Deficits in inhibitory control are a core component of substance misuse and addiction. Alcohol and nicotine use are negatively associated with midfrontal theta during response inhibition. It is unclear whether this reflects a premorbid determinant or potential consequence of substance misuse. We assessed the relationship between problematic alcohol/nicotine misuse across emerging adulthood and theta-band EEG dynamics during a Go/Nogo task in a sample of 638 same-sex twins (age: M [SD] = 24.4 [0.8]; 346 women). A cotwin control (CTC) analysis differentiated alcohol/nicotine exposure effects from preexisting risk. Decreased nogo theta power was associated with greater drinking, number of hangovers/blackouts/binges, and cigarettes per day (CPD). As hypothesized given prior work, effects were only significant in women. CTC analysis indicated that within a twin pair, the heavier-using twin had lower theta compared to her lesser-using cotwin, suggesting an exposure-related effect of alcohol and nicotine misuse on nogo-related theta. There was also evidence of familial confounding between theta and drinking. Worse task performance (lower d-prime scores; greater false alarms) was linked to increased CPD in men and women and likely reflected a premorbid vulnerability. Problematic alcohol and nicotine use during emerging adulthood may have sex-specific substance exposure-related effects on frontal inhibition-related theta dynamics.
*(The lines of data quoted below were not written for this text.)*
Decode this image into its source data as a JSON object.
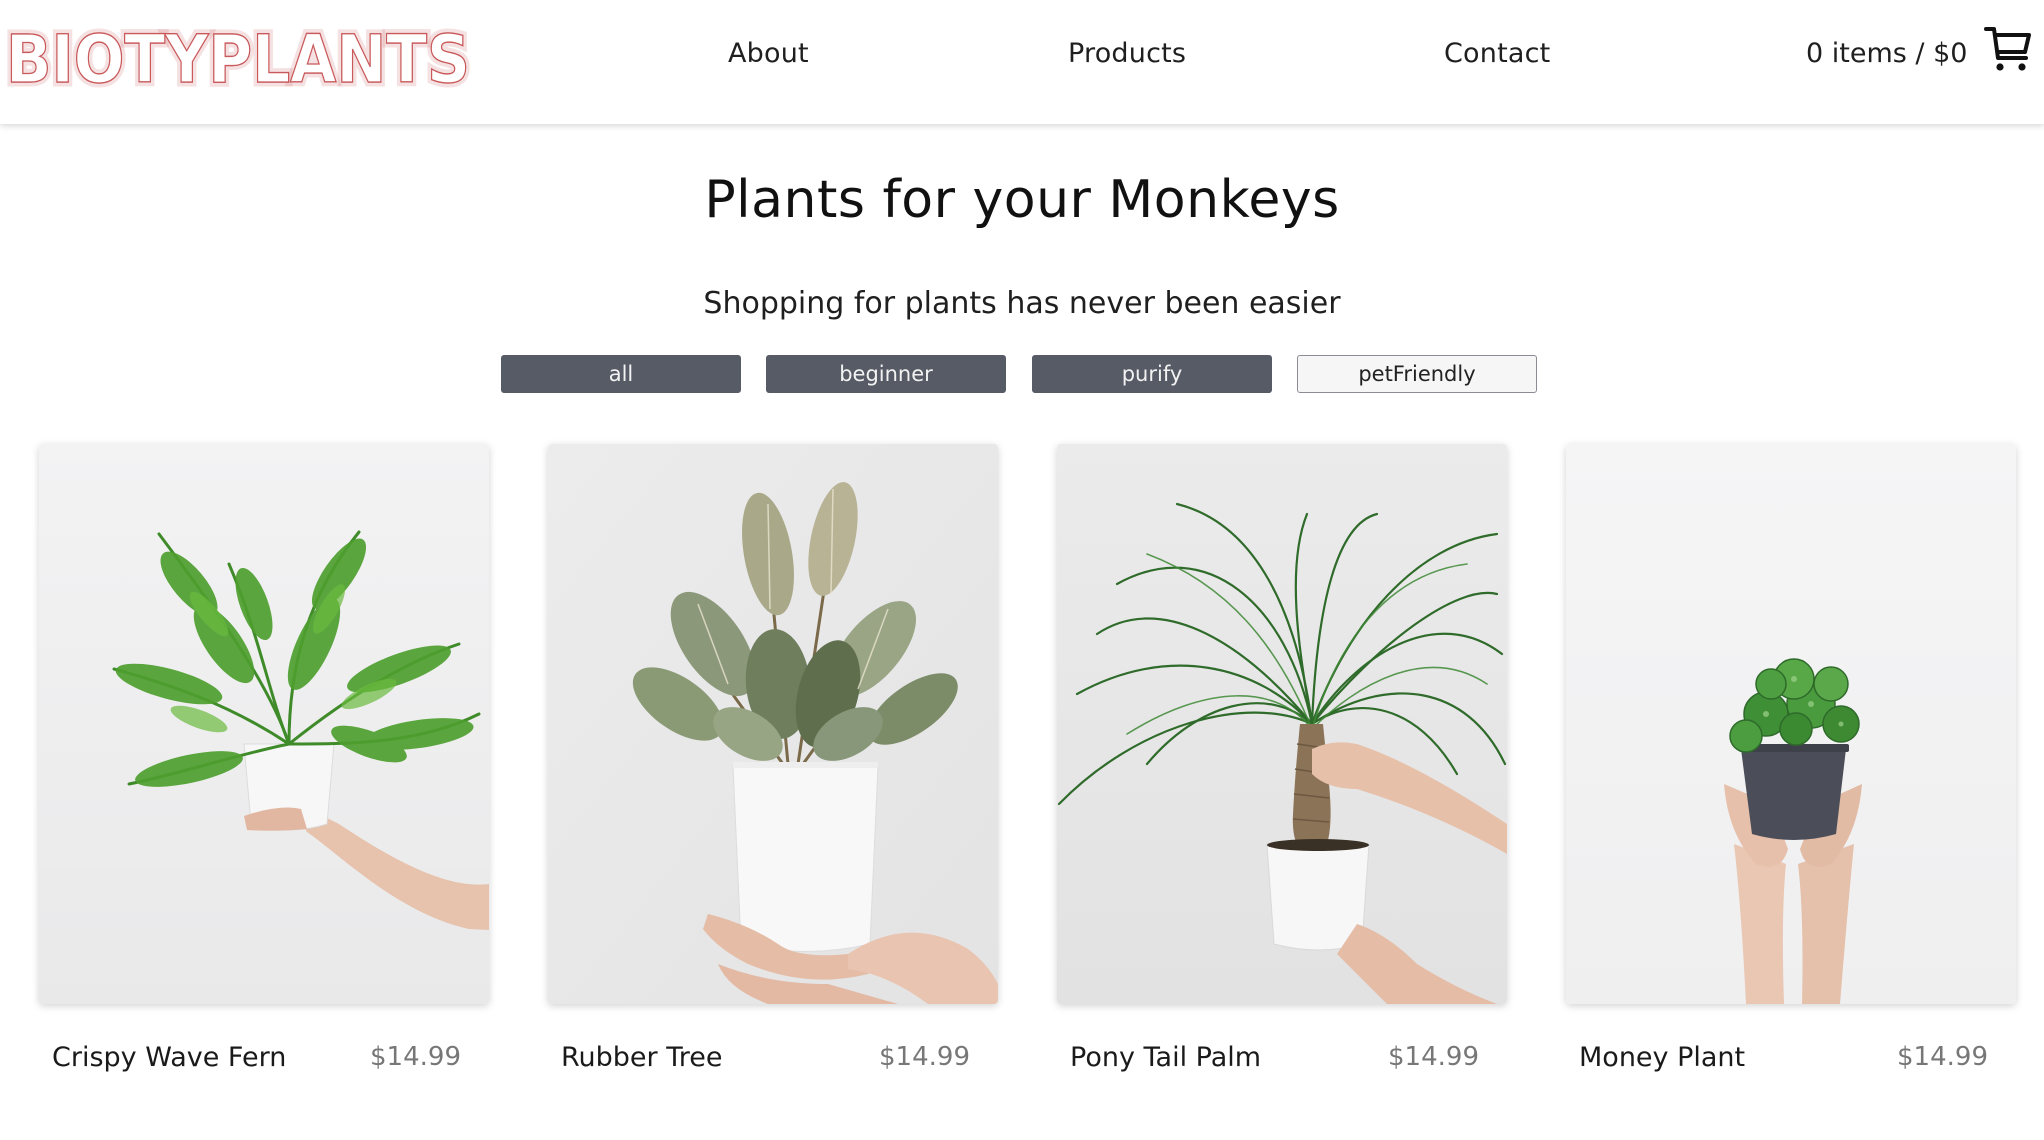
{
  "header": {
    "logo_text": "BIOTYPLANTS",
    "nav": {
      "about": "About",
      "products": "Products",
      "contact": "Contact"
    },
    "cart_summary": "0 items / $0",
    "logo_color": "#c9595b"
  },
  "hero": {
    "title": "Plants for your Monkeys",
    "subtitle": "Shopping for plants has never been easier"
  },
  "filters": [
    {
      "label": "all",
      "active": false
    },
    {
      "label": "beginner",
      "active": false
    },
    {
      "label": "purify",
      "active": false
    },
    {
      "label": "petFriendly",
      "active": true
    }
  ],
  "products": [
    {
      "name": "Crispy Wave Fern",
      "price": "$14.99"
    },
    {
      "name": "Rubber Tree",
      "price": "$14.99"
    },
    {
      "name": "Pony Tail Palm",
      "price": "$14.99"
    },
    {
      "name": "Money Plant",
      "price": "$14.99"
    }
  ],
  "colors": {
    "filter_dark": "#565b66",
    "filter_light": "#f6f6f6",
    "price_gray": "#777777"
  }
}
Funding: DA036216; Eva O. Miller Fellowship (University of Minnesota).